Before hiring an interior designer it is very helpful in the overall scheme of things to go through your home energy audit checklist. Making sure that you’ve done your preparation work in advance will help you to save time and money when you get ready to have a home improvement specialist or designer make changes to your living space.
A home energy audit identifies which of your appliances are in compliance with delivering efficient energy into your home. In addition, the audit examines how you use your home, the occupants’ lifestyles, and the health of your home’s overall structure.
Also note that many states will perform an energy audit at no charge. However, you can also hire a professional to do the home energy audit for you, but be prepared to pay a fee, depending upon all the items on their checklist.
Here are the top items to include in your checklist, whether you decide to make the repairs yourself or hire someone else to do it:
1. Seal your duct system so that your heating and air-conditioning usage will be more efficient and not a health risk to your family.
If an air duct is not properly sealed or is leaking, it can threaten your family’s safety and health. For example, walls, attics, and crawl spaces could become over-pressurized which would cause heated or cooled air to be forced outside the home. Likewise, if the ducts leak, then dust, pollen and dirt will be brought into your home through returned air.

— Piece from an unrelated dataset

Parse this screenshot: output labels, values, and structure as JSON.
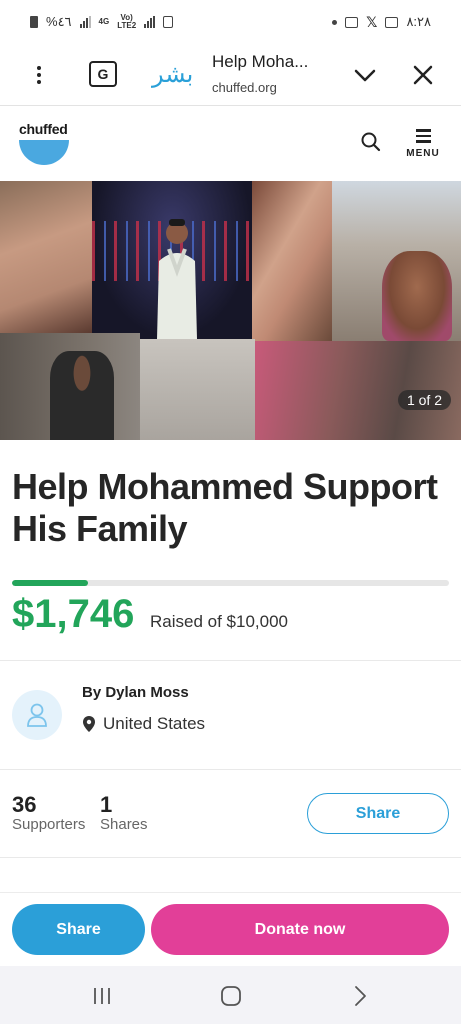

In addition, allergens, dust, or mold spores could pose a health threat to your environment.
Furthermore, carbon monoxide and dangerous gases would be distributed throughout your home as a result of air supply ducts that leak.
2. Inspect your electrical circuits to make sure they’re evaluated for effectiveness and consistency.
3. Check your natural gas lines if you have them, and also make sure to measure your insulation levels.
You don’t want to have any gas leaks, and if the insulation is lacking in certain areas, you can add it to make your home more energy efficient. Just make sure when you’re adding insulation in the attic that you should not cover the vents that circulate the air throughout the home.
4. Test how tight the air is in your home.
Your home should be sealed in such a way that you can measure how often fresh air enters the home, and how often your inside air is recirculated or exchanged with the air outside.
To locate leaks, you can perform a simple pressurization test. Close all windows, doors, and your fireplace flue. Turn off all furnaces and water heaters, including gas fireplaces. Next, you’ll want to run the exhaust fans in your kitchen and bathrooms, or run a window fan that allows the air to be circulated to the outside of your home. To test for leaks, light an incense stick and watch the direction where the smoke is drawn to. Then locate the leak and make a note of how you will seal it.
5. Obtain a brochure from your city’s utility company that lists all the items that will be checked for free when you have an energy audit performed. In addition, you can download checklists from the Internet that are specific to trained professionals.
6. Check your heating and cooling equipment.
If your units are more than fifteen years old, they should probably be replaced with more energy-efficient units. Even though you might want to rationalize that it’s too expensive, you could spend double in energy costs by not replacing the units. Also, this would be a good time to check your furnace filters and replace them or clean them if they’re more than a month old.
7. Save energy by checking the lighting in your home.
This would be a good time to replace your larger wattage light bulbs with energy-efficient bulbs than can save more than 50 percent on your electric bill.
If you have areas in your home that would benefit from fluorescent lamps rather than high wattage light bulbs, then by all means replace them. Hallways, for example, don’t need to be lit up like an airport runway. Soft ambient lighting to allow safe passage is all that’s needed.
Check with your local utility company to see if they’re offering any rebates or incentives for buying more energy-producing products.
With all the energy-efficient loans and tax credits that are available to homeowners, the home energy audit can help you apply for loans or grants that are free and never have to be paid back. It’s well worth your time to make sure your home is as energy efficient as possible.